An Interview With...
from one of the leading law firms in Germany, Leonhardt Rechtsanwälte.
becomes centrally important because right after the filing it can suggest who the administrator shall be. It can also block DIP- proceedings if they are unpopular with the creditors. Its formation is required if the turnover of the debtor is €9.68 million or larger, its balance sheet sum is €4.84 million or larger and average employment was 50 employees or more (two out of three are sufficient).
requirements are not met its formation is not required but suggested. The court must follow a unanimous recommendation unless the appointment would have detrimental effects for the insolvency estate. It has to justify a divergent choice by a written and reasoned decision. Thus the creditors now have substantial influence over the most important decision in insolvency cases, the appointment of the administrator.
The aim of the new law is to both increase the influence of the creditors and to create new possibilities for the
decision. If the enterprise is not yet illiquid – which, however, has to be determined by an independent expert opinion – proceedings are speeded up to be finished and the restructuring completed after three months.
the ESUG reduces
individual creditors’ rights to appeal against an insolvency plan. Appeals require that the creditor voted against the plan and proves that the plan causes him a significant economic disadvantage. Even then the appeal will not delay the implementation of the
plan, provided that the plan provides for a specific sum used as damages should the appeal succeed.
How will it affect the German economy?
In insolvency plan proceedings creditors are now given the option of swapping their debt for equity if they so wish. For this the ESUG abolishes the strict separation of insolvency and companies law, permitting any measure possible under companies law to be made through majority vote in a plan and supplanting many formalities which companies law normally requires.
However, debtors are also given additional rights.
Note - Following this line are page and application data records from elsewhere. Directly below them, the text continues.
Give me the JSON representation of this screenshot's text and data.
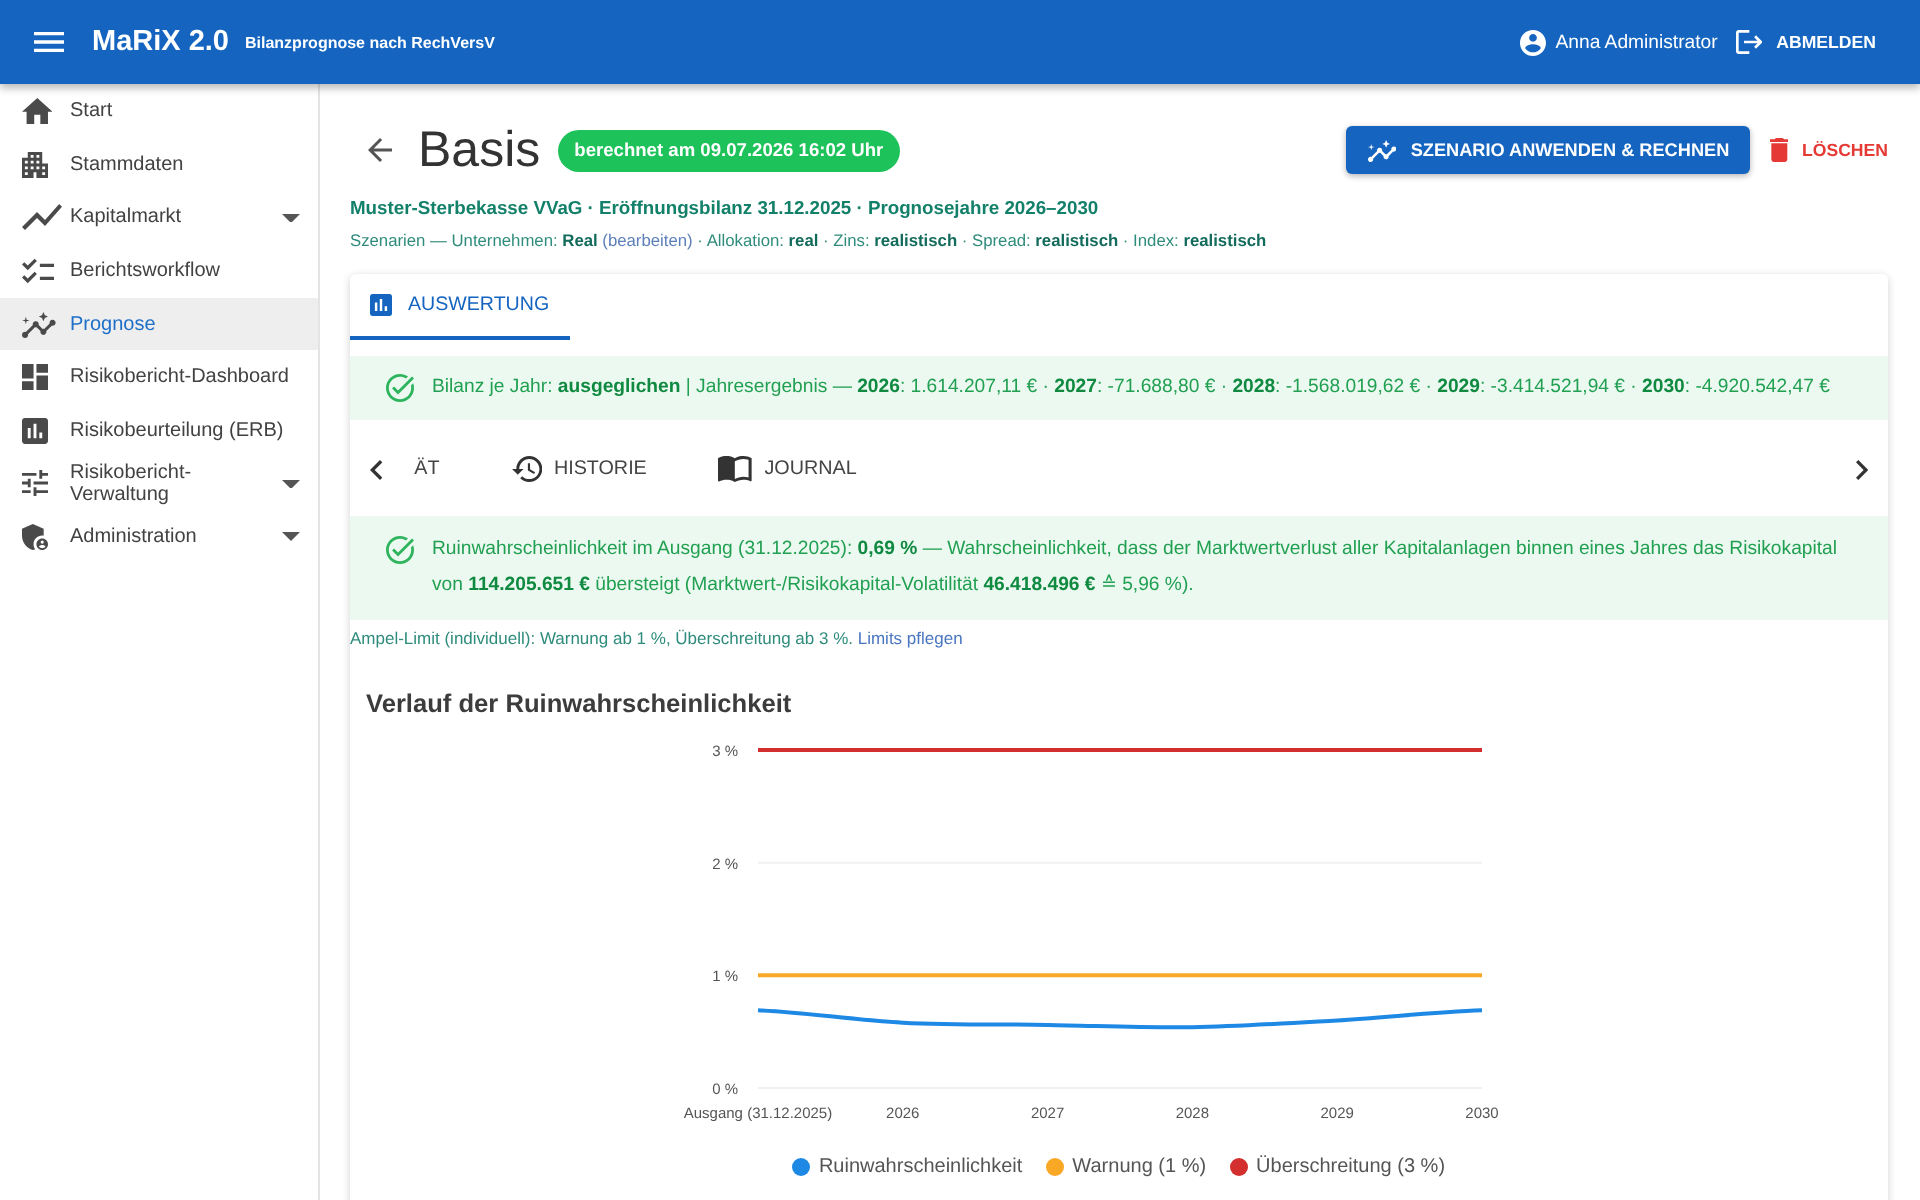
{
  "app_bar": {
    "title": "MaRiX 2.0",
    "subtitle": "Bilanzprognose nach RechVersV",
    "user": "Anna Administrator",
    "logout": "ABMELDEN"
  },
  "sidebar": {
    "items": [
      {
        "label": "Start",
        "selected": false,
        "expandable": false
      },
      {
        "label": "Stammdaten",
        "selected": false,
        "expandable": false
      },
      {
        "label": "Kapitalmarkt",
        "selected": false,
        "expandable": true
      },
      {
        "label": "Berichtsworkflow",
        "selected": false,
        "expandable": false
      },
      {
        "label": "Prognose",
        "selected": true,
        "expandable": false
      },
      {
        "label": "Risikobericht-Dashboard",
        "selected": false,
        "expandable": false
      },
      {
        "label": "Risikobeurteilung (ERB)",
        "selected": false,
        "expandable": false
      },
      {
        "label": "Risikobericht-Verwaltung",
        "selected": false,
        "expandable": true
      },
      {
        "label": "Administration",
        "selected": false,
        "expandable": true
      }
    ]
  },
  "header": {
    "title": "Basis",
    "status_badge": "berechnet am 09.07.2026 16:02 Uhr",
    "actions": [
      {
        "label": "SZENARIO ANWENDEN & RECHNEN",
        "kind": "primary"
      },
      {
        "label": "LÖSCHEN",
        "kind": "danger"
      }
    ],
    "subtitle": "Muster-Sterbekasse VVaG · Eröffnungsbilanz 31.12.2025 · Prognosejahre 2026–2030",
    "scenarios": {
      "before": "Szenarien — Unternehmen: **Real**",
      "link": "(bearbeiten)",
      "after": "· Allokation: **real** · Zins: **realistisch** · Spread: **realistisch** · Index: **realistisch**"
    }
  },
  "card": {
    "tabs": [
      {
        "label": "AUSWERTUNG",
        "selected": true
      }
    ],
    "balance_alert": "Bilanz je Jahr: **ausgeglichen** | Jahresergebnis — **2026**: 1.614.207,11 € · **2027**: -71.688,80 € · **2028**: -1.568.019,62 € · **2029**: -3.414.521,94 € · **2030**: -4.920.542,47 €",
    "sub_tabs": [
      {
        "label": "ÄT",
        "selected": false
      },
      {
        "label": "HISTORIE",
        "selected": false
      },
      {
        "label": "JOURNAL",
        "selected": false
      }
    ],
    "ruin_alert": "Ruinwahrscheinlichkeit im Ausgang (31.12.2025): **0,69 %** — Wahrscheinlichkeit, dass der Marktwertverlust aller Kapitalanlagen binnen eines Jahres das Risikokapital von **114.205.651 €** übersteigt (Marktwert-/Risikokapital-Volatilität **46.418.496 €** ≙ 5,96 %).",
    "limit_note": {
      "text": "Ampel-Limit (individuell): Warnung ab 1 %, Überschreitung ab 3 %.",
      "link": "Limits pflegen"
    },
    "chart": {
      "title": "Verlauf der Ruinwahrscheinlichkeit",
      "chart_data": {
        "type": "line",
        "categories": [
          "Ausgang (31.12.2025)",
          "2026",
          "2027",
          "2028",
          "2029",
          "2030"
        ],
        "series": [
          {
            "name": "Ruinwahrscheinlichkeit",
            "color": "#1e88e5",
            "values": [
              0.69,
              0.58,
              0.56,
              0.54,
              0.6,
              0.69
            ]
          },
          {
            "name": "Warnung (1 %)",
            "color": "#f9a825",
            "values": [
              1,
              1,
              1,
              1,
              1,
              1
            ]
          },
          {
            "name": "Überschreitung (3 %)",
            "color": "#d32f2f",
            "values": [
              3,
              3,
              3,
              3,
              3,
              3
            ]
          }
        ],
        "ylim": [
          0,
          3
        ],
        "yticks": [
          {
            "value": 0,
            "label": "0 %"
          },
          {
            "value": 1,
            "label": "1 %"
          },
          {
            "value": 2,
            "label": "2 %"
          },
          {
            "value": 3,
            "label": "3 %"
          }
        ]
      }
    }
  }
}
If a debtor files with the intent to stay in possession this can be rejected by the court only under much more narrow preconditions than before. No administrator is then appointed but instead there is only some supervision of the debtor who remains in control of his business, and if debtor and creditors’ committee agree on the person of the supervisor the court is bound by this
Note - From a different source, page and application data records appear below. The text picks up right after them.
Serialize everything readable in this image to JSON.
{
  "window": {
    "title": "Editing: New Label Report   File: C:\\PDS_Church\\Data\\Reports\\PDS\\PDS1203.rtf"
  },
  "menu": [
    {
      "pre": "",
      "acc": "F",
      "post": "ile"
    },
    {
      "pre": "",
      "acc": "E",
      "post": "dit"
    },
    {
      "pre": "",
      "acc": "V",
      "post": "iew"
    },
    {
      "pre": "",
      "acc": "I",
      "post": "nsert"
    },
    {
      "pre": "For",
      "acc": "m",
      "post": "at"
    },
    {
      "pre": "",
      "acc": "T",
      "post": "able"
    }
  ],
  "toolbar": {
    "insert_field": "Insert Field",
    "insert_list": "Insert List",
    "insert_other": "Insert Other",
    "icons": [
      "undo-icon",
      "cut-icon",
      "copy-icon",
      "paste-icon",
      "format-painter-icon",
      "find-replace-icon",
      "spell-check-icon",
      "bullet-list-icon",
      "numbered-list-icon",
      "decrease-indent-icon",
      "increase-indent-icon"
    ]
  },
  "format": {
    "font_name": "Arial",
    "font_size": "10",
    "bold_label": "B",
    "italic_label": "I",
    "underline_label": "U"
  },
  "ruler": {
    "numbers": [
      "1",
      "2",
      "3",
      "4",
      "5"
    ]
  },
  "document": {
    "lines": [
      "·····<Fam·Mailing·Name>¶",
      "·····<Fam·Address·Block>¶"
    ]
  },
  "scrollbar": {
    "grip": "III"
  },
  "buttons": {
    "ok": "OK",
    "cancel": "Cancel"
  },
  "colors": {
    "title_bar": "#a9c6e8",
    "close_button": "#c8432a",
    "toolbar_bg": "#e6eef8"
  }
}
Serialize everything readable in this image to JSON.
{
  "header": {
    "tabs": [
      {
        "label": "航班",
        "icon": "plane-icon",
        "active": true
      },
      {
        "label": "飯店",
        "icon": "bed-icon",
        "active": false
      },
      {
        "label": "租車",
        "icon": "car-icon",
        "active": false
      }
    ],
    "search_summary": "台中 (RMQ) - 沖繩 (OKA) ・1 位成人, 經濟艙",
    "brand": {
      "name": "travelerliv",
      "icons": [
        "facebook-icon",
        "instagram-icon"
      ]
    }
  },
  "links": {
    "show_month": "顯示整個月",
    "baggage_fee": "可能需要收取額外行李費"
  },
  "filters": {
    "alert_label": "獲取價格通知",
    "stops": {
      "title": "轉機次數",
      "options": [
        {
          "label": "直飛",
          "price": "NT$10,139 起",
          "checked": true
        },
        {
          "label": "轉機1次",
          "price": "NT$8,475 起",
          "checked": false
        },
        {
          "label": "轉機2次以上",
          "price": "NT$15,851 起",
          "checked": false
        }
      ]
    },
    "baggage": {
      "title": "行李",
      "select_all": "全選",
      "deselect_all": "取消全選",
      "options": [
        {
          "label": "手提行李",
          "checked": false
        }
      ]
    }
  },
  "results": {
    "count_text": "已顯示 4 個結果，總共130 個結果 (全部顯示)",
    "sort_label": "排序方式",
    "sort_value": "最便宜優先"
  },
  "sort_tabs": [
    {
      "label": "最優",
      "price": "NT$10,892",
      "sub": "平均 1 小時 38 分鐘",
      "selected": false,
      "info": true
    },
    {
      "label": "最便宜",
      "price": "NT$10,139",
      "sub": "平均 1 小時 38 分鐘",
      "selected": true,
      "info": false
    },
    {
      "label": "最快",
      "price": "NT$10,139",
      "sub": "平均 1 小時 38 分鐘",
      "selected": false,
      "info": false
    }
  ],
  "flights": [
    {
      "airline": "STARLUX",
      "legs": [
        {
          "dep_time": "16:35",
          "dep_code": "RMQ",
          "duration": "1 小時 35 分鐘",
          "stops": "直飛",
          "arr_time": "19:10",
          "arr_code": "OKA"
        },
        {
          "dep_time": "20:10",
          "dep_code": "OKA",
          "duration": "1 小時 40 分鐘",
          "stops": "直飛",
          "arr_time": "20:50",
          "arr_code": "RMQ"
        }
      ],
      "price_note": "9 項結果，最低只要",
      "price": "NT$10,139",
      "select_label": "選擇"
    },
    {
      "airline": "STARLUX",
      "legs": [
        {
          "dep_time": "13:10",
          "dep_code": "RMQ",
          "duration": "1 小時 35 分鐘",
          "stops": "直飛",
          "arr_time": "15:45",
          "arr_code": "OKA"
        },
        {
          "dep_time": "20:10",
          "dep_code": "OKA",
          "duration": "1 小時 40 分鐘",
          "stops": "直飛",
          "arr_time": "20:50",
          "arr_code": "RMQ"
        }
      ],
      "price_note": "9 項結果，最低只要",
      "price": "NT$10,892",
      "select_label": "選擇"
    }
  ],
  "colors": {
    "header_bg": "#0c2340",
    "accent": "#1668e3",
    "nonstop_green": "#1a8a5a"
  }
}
The amendments make German insolvency law much more competitive and creditor-friendly while encouraging management to file early when a restructuring is needed. Both measures combined should lead to more professional and speedier restructurings which would reduce losses for creditors and protect the remaining value in the businesses concerned.
What are German law firms doing to prepare for the new rules?
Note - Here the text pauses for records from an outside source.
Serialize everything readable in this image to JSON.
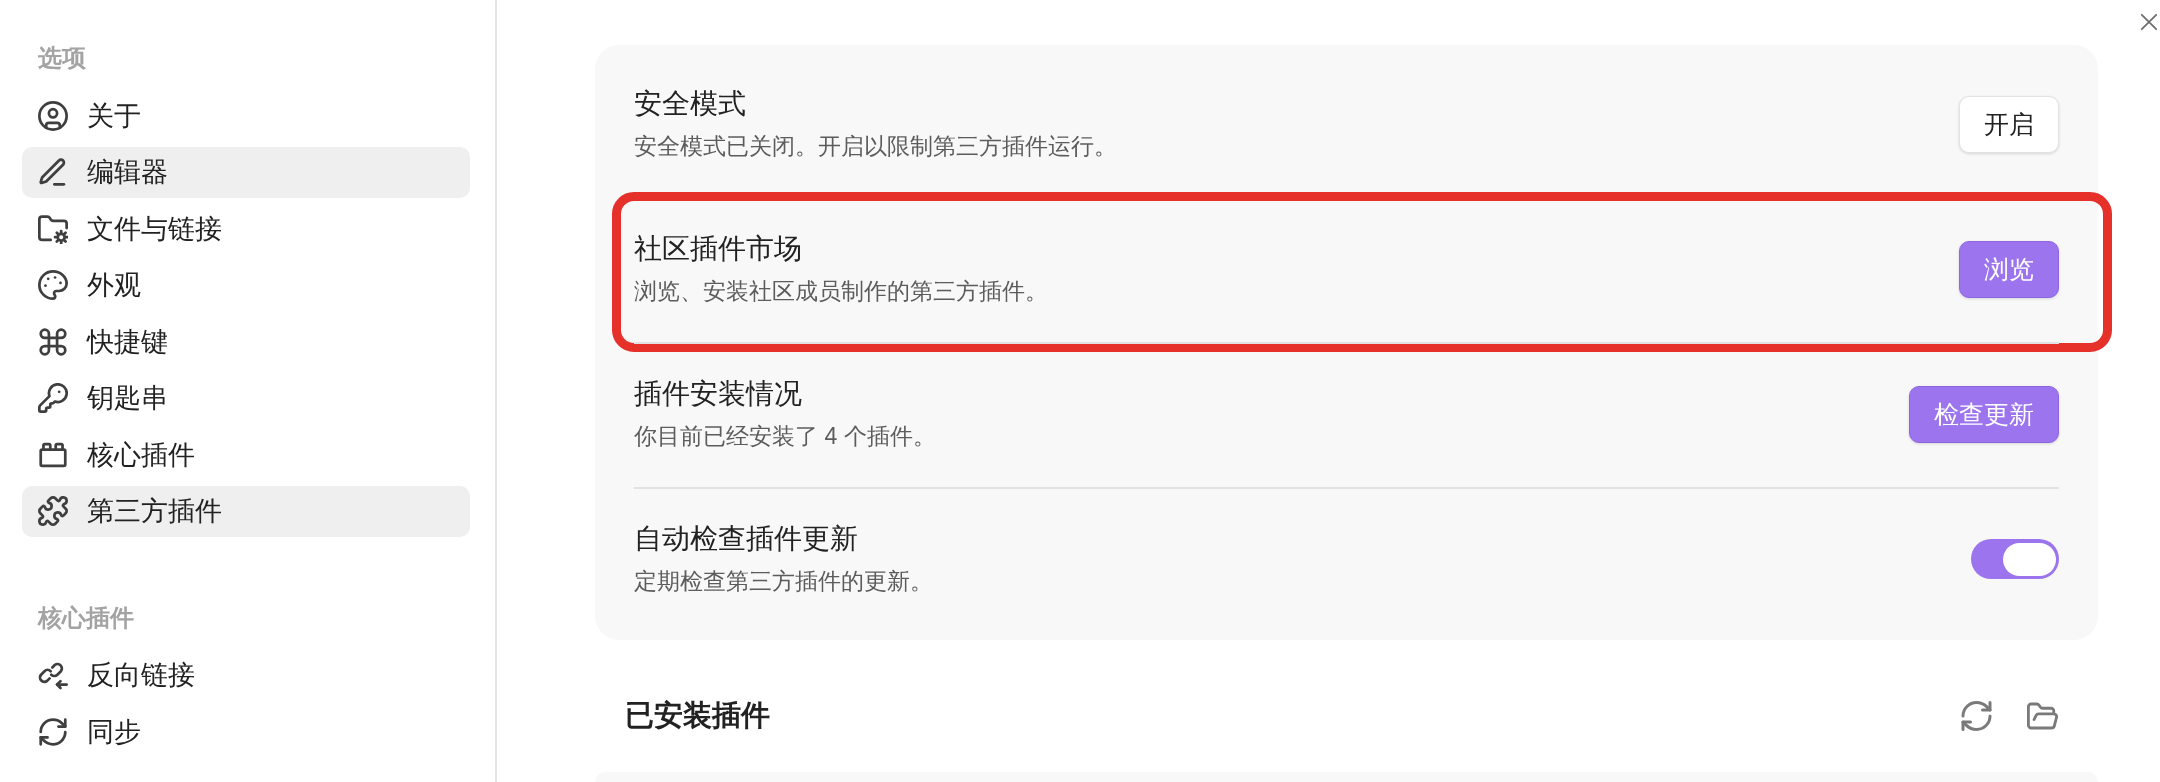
{
  "sidebar": {
    "sections": [
      {
        "heading": "选项",
        "items": [
          {
            "label": "关于",
            "selected": false
          },
          {
            "label": "编辑器",
            "selected": true
          },
          {
            "label": "文件与链接",
            "selected": false
          },
          {
            "label": "外观",
            "selected": false
          },
          {
            "label": "快捷键",
            "selected": false
          },
          {
            "label": "钥匙串",
            "selected": false
          },
          {
            "label": "核心插件",
            "selected": false
          },
          {
            "label": "第三方插件",
            "selected": true
          }
        ]
      },
      {
        "heading": "核心插件",
        "items": [
          {
            "label": "反向链接",
            "selected": false
          },
          {
            "label": "同步",
            "selected": false
          }
        ]
      }
    ]
  },
  "settings": [
    {
      "title": "安全模式",
      "description": "安全模式已关闭。开启以限制第三方插件运行。",
      "highlighted": false,
      "control": {
        "kind": "button",
        "label": "开启",
        "primary": false
      }
    },
    {
      "title": "社区插件市场",
      "description": "浏览、安装社区成员制作的第三方插件。",
      "highlighted": true,
      "control": {
        "kind": "button",
        "label": "浏览",
        "primary": true
      }
    },
    {
      "title": "插件安装情况",
      "description": "你目前已经安装了 4 个插件。",
      "highlighted": false,
      "control": {
        "kind": "button",
        "label": "检查更新",
        "primary": true
      }
    },
    {
      "title": "自动检查插件更新",
      "description": "定期检查第三方插件的更新。",
      "highlighted": false,
      "control": {
        "kind": "toggle",
        "on": true
      }
    }
  ],
  "installed_plugins": {
    "heading": "已安装插件"
  }
}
I expect that the major firms which do restructuring work will use the new self- administration and insolvency plan procedures quite extensively. Administrators will have to focus more on the interests of
creditors who in important cases can now call the shots.
could the reforms have gone further? If so, how?
Quite remarkably, the German legislature has listened to the criticism of German and international creditors alike and has made changes which must be called revolutionary, moving the German insolvency system away from court- determined liquidation to business-oriented restructuring. In the face of this we should not pick bones. Of course there are some details which will have to be ironed out in practice, and the required unanimity in the creditors’ committee is a bit too cautious when a majority vote might have been more appropriate. Still as it stands the new law represents a major achievement which is to be greeted and used. LM